Then it hit me: It wasn’t the quantity of activities that made things feel so different. But by stacking my days with all things tech, all the time, I was never allowing myself the opportunity to look somewhere else that may be less obvious to find an answer to a question or expose myself to an altogether new perspective.
I was confining myself to the cabinet.
Return to the East
I’ve been back in NYC now for just over a week now.
But I keep thinking about this question in the context of the decisions I make in a typical day in NYC. So I jotted down a few decisions I made on my first full day back in the city:
- Taking a high-intensity workout class with my husband at the gym
- Agreeing to attend a friend’s final recital performance at Julliard
- Leaving work early to catch up with my brother on his work in energy systems
Just like in SF, each of these decisions were extremely easy to make. They fell into my lap, really. I just had to say yes. But the difference is — even in just one day, I had expanded my vantage point to access different perspectives or industries.
Whereas life in San Francisco feels like pulling all of your ingredients from the same cabinet, NYC makes it just as easy to continually access many other parts of your kitchen.
Don’t get me wrong — there’s a cost to this as well. For one, my “tech brain” isn’t operating 24/7 anymore. I’m not always feeling like I’m on the precipice of the next big break. There’s nowhere near the amount of insane, focused energy on the streets about the industry that I work in. I’m not executing nearly as quickly or urgently as I had been.
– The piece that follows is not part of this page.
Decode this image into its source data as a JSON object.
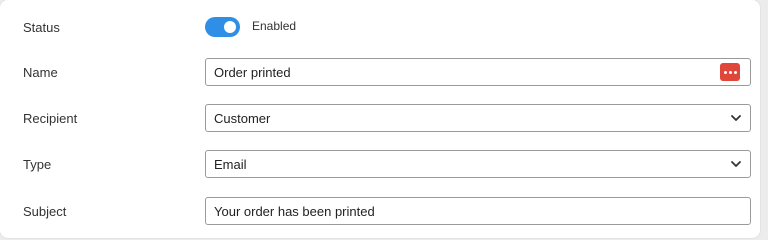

But I do like knowing that I have a little more space in my brain to let my mind wander and ruminate over a bit more surface area. Maybe that mental space will give me the room I need to stumble upon a better way to solve a problem.
Until then, it’s back to the NYC street chatter.
And what’s the first thing I overheard from a passerby on our first night back on the Upper West Side?
“…she’ll stab you in your sleep.”
Well…nothing’s perfect. But it’s good to be home…even if everybody is playing a different RPG.